- Terry - 01-09-1999 07:17 PM
Anyone ever hear of this chardonnay? What does it sell for? Thanks in advance.
- Jerry D Mead - 01-09-1999 10:08 PM
I don't know it...don't have a Fox Creek in my winery/brand database...but somehow it just sounds like someone's second label???
- Woodman - 01-09-1999 10:49 PM
Sounds like one of those negociant labels to me -- Monthaven, etc. And, actually, some of them are quite good for what they are.
- Enophile - 01-11-1999 09:13 PM
Isn't Fox Creek one of the new Aussie labels brought in by the Grateful Palate?
- Jerry D Mead - 01-12-1999 02:45 AM

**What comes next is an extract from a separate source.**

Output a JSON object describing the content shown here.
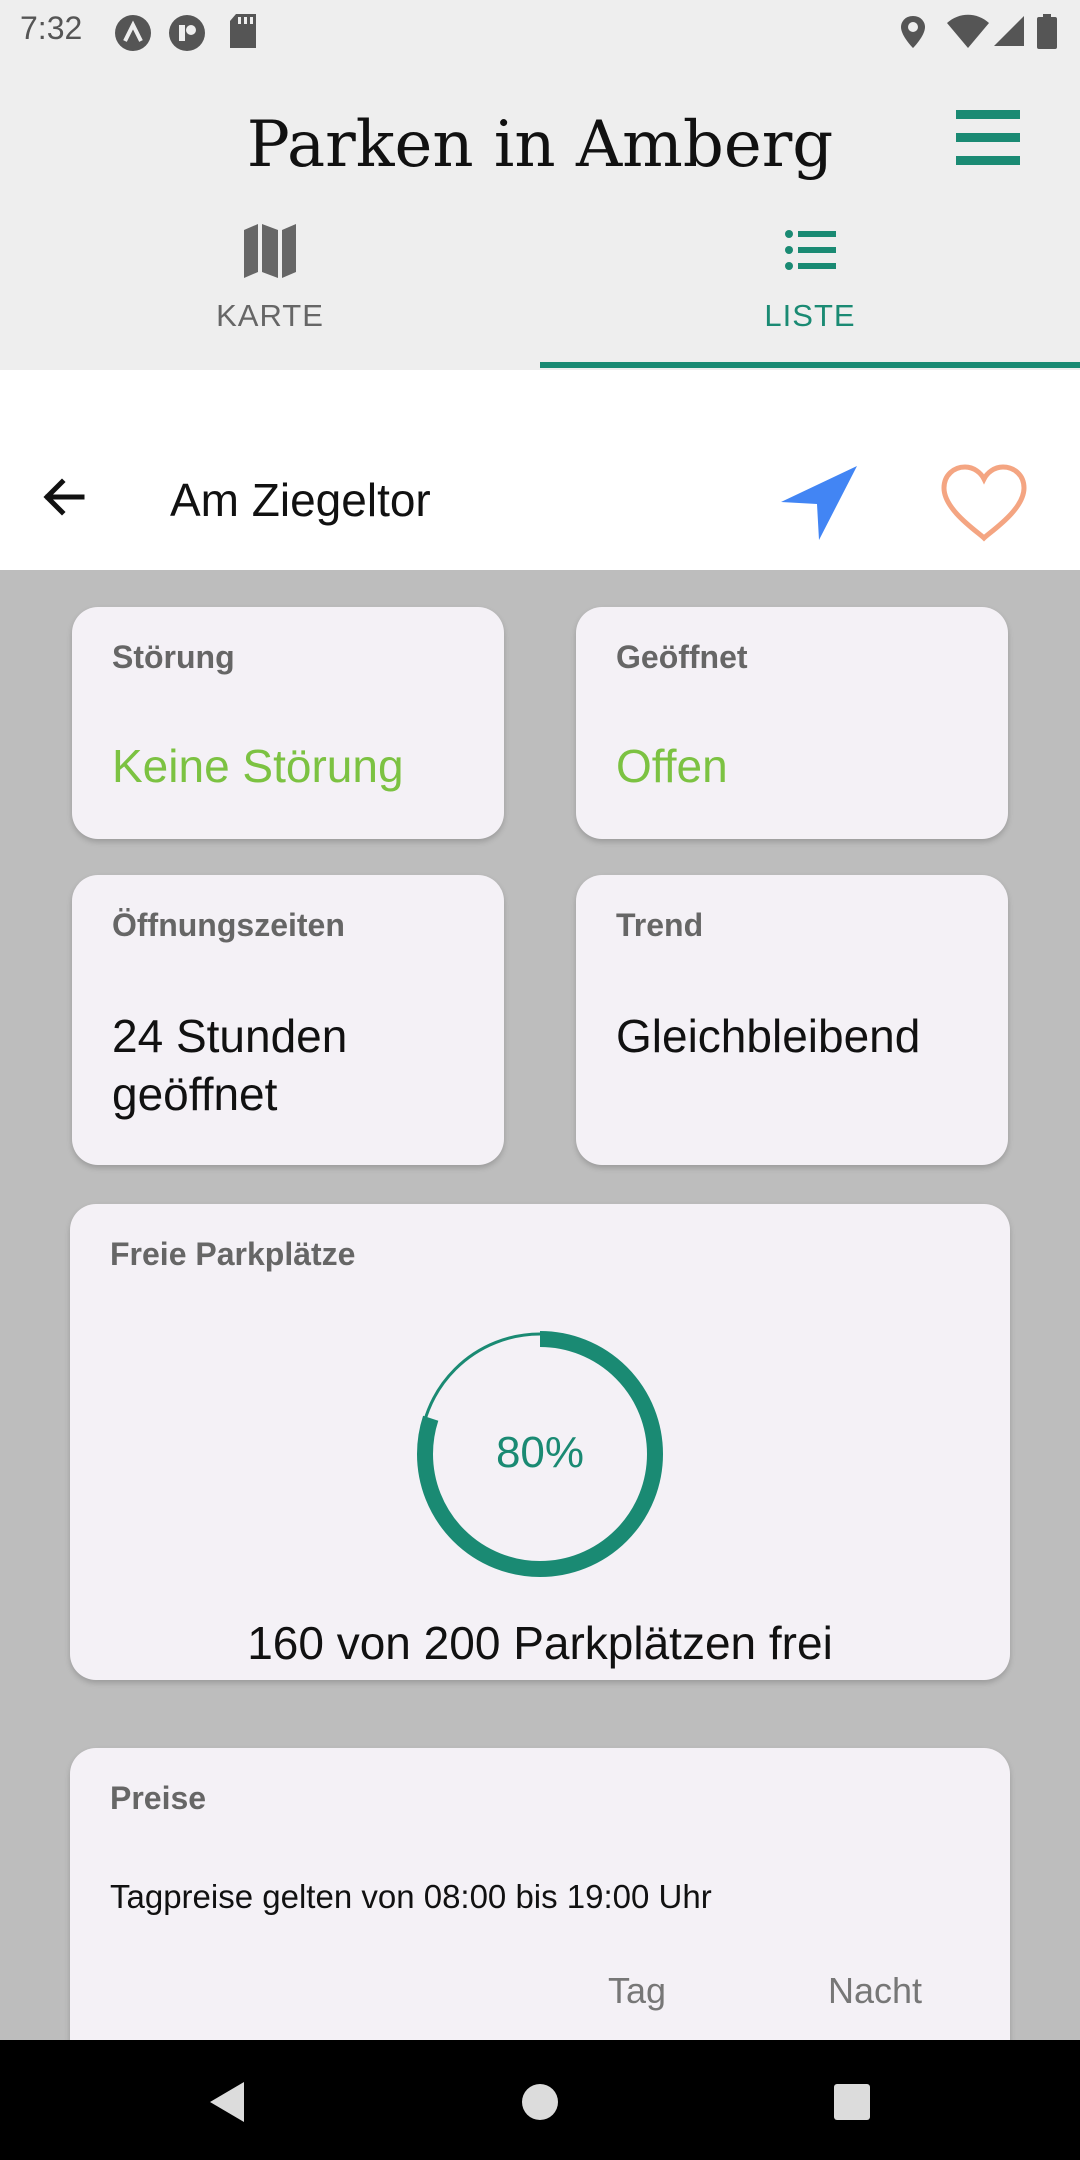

Fox Creek is a brand of the firm called Rutherford Benchmark (they also own Quail Ridge, Quail Creek, Monterey Peninsula and Bell brands...some of which are actual wineries...some of which are brands only).
The Fox Creek wines are made in Mendocino County by Greg Graziano, owner of the Domaine St. Gregory brand and former winemaker at Hidden Cellars.
Fox Creek is described as "ultra-premium, biodynamic wine."
I used to know what that meant via a press kit or propoganda sheet, but I no longer remember.
I can get you a phone number for Rutherford Benchmarks if you need it.
- Karena Shannon - 01-12-1999 01:18 PM
"ultra-premium, biodynamic wine"
Well, the first is certainly overused nowadays, and generally refers to a property that likes to brag about their vinification using as many French terms as possible, ex: "Dropping thirty percent of the crop at verasion, alleviated our need for saignee, allowing a full cuvasion with manual, twice-daily punchdown...", so on and so on.
The second is a little more difficult to describe. The best solution is to go to the webpage of a biodynamic farming association and read their verbiage. http://WWW.biodynamics.com is a good start.
Think of them as uber-organic farmers with a healthy dose of Druidic mysticism thrown in. None of which would mean jack when it came to wine, except that certain French properties (Domaine Leroy, M. Chapoutier) have embraced "biodynamique", and certain wine critics have pointed to the success of those properties as being caused by biodynamic agriculture. To be Really Trendy (without hiring Helen, Heidi, or Tony)requires a hook of some kind and biodynamics is it for some properties (Brick House, in the U.S, I don't know of any others.)
Hope this helped,
- Enophile - 01-12-1999 08:24 PM
By the way, Fox Creek IS also one of the wines brought in by the Grateful Palate. I don't know if they make a Chard or not, but this could lead to some confusion.